This quote has always been inspirational for me. I first saw this quote in an agenda I had in the fourth or fifth grade. I thought it would be nice to start off this post.

I have said before that a relationship takes love, communication, appreciation and trust. This expression embodies communication completely. In a relationship, listening to one another is essential. It develops more than communication; it develops understanding. When we listen to one another, we understand the other person’s concerns, doubts, goals, woes and triumphs. A relationship is not about a title, nor should it ever be. It’s about two people and people are complicated. Therefore, time is needed in order to truly understand someone.

Superman and I are different in how we like to keep in contact. I am more of a traditional phone conversationalist where he likes to send me essays via text. After a long day at work, he likes to wind down and watch sports highlights. The first thing to come to anyone’s mind:

“How can sports or television be more important than talking to you?”

The fact of the matter is that even after talking on the phone and while he is enjoying his “me time”, he still makes an effort to text me. Not one word answers but complete well thought out paragraphs that indicate that he is listening to me but doesn’t want me to hear his groggy voice on the phone. I understand that I am a priority but I am not his only one.

From understanding, you learn to respect the person. If you go into a first date saying to yourself that you will change them, you’re doing it wrong. We are all going to have pet peeves but they are a part of the person.

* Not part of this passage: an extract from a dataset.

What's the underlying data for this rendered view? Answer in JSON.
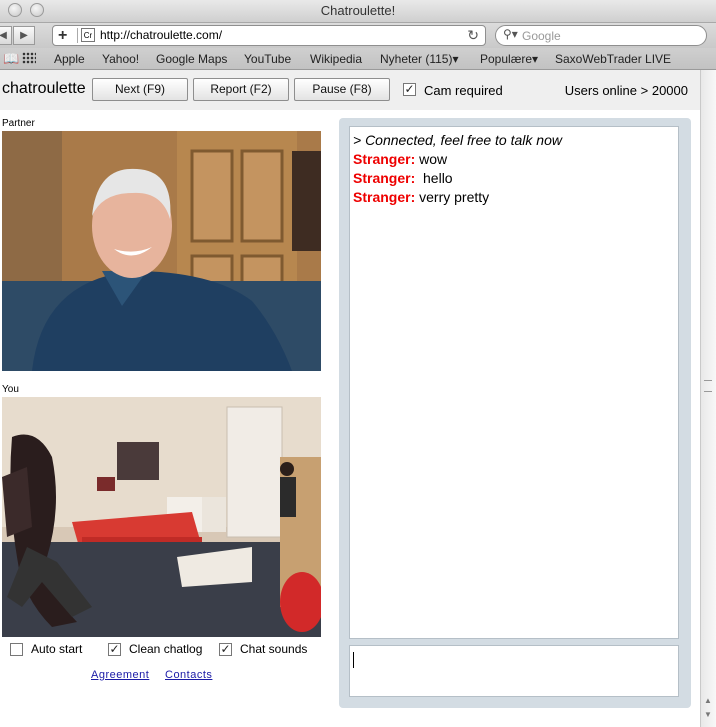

Your significant other may not express his affection and commitment in the same ways that you do and you shouldn’t expect them to. Otherwise, you would be dating yourself.

Sincerely,

The Modern Day Fairy Godmother